[Start of section]

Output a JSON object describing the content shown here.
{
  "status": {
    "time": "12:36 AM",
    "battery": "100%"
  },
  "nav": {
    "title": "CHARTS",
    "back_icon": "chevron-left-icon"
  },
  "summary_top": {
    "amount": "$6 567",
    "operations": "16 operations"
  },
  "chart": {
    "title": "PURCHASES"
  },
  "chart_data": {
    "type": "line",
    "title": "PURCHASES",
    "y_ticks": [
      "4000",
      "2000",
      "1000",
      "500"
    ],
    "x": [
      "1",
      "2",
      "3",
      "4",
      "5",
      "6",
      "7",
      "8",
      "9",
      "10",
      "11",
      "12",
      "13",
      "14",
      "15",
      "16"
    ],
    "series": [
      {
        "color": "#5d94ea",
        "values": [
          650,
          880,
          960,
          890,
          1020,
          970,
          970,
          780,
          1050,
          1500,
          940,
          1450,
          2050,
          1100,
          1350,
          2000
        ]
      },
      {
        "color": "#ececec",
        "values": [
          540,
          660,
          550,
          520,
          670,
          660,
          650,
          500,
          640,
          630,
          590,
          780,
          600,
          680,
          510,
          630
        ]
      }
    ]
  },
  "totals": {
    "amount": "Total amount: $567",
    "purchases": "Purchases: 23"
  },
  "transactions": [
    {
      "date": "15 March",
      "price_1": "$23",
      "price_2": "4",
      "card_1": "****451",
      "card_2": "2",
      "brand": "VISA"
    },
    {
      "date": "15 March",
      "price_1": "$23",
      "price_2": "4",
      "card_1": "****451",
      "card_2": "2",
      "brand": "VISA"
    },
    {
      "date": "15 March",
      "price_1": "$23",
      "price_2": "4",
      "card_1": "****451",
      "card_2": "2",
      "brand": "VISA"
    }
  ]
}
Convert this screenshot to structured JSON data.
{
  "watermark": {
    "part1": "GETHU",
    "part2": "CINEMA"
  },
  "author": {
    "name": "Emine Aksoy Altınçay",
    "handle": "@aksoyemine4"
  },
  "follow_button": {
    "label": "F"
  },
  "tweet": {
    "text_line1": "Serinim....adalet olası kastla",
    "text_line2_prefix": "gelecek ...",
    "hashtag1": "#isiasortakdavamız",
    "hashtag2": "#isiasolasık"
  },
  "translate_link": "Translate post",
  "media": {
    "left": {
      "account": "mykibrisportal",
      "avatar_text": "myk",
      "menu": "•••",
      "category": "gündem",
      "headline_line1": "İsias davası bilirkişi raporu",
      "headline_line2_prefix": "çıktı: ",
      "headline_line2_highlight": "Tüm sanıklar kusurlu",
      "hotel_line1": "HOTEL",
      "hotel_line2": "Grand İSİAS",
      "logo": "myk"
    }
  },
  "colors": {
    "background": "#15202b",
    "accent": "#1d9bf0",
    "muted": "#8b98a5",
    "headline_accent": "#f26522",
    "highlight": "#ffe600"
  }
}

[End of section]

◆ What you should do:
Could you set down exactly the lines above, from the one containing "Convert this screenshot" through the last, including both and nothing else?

◆ Problem solution:
Convert this screenshot to structured JSON data.
{
  "watermark": {
    "part1": "GETHU",
    "part2": "CINEMA"
  },
  "author": {
    "name": "Emine Aksoy Altınçay",
    "handle": "@aksoyemine4"
  },
  "follow_button": {
    "label": "F"
  },
  "tweet": {
    "text_line1": "Serinim....adalet olası kastla",
    "text_line2_prefix": "gelecek ...",
    "hashtag1": "#isiasortakdavamız",
    "hashtag2": "#isiasolasık"
  },
  "translate_link": "Translate post",
  "media": {
    "left": {
      "account": "mykibrisportal",
      "avatar_text": "myk",
      "menu": "•••",
      "category": "gündem",
      "headline_line1": "İsias davası bilirkişi raporu",
      "headline_line2_prefix": "çıktı: ",
      "headline_line2_highlight": "Tüm sanıklar kusurlu",
      "hotel_line1": "HOTEL",
      "hotel_line2": "Grand İSİAS",
      "logo": "myk"
    }
  },
  "colors": {
    "background": "#15202b",
    "accent": "#1d9bf0",
    "muted": "#8b98a5",
    "headline_accent": "#f26522",
    "highlight": "#ffe600"
  }
}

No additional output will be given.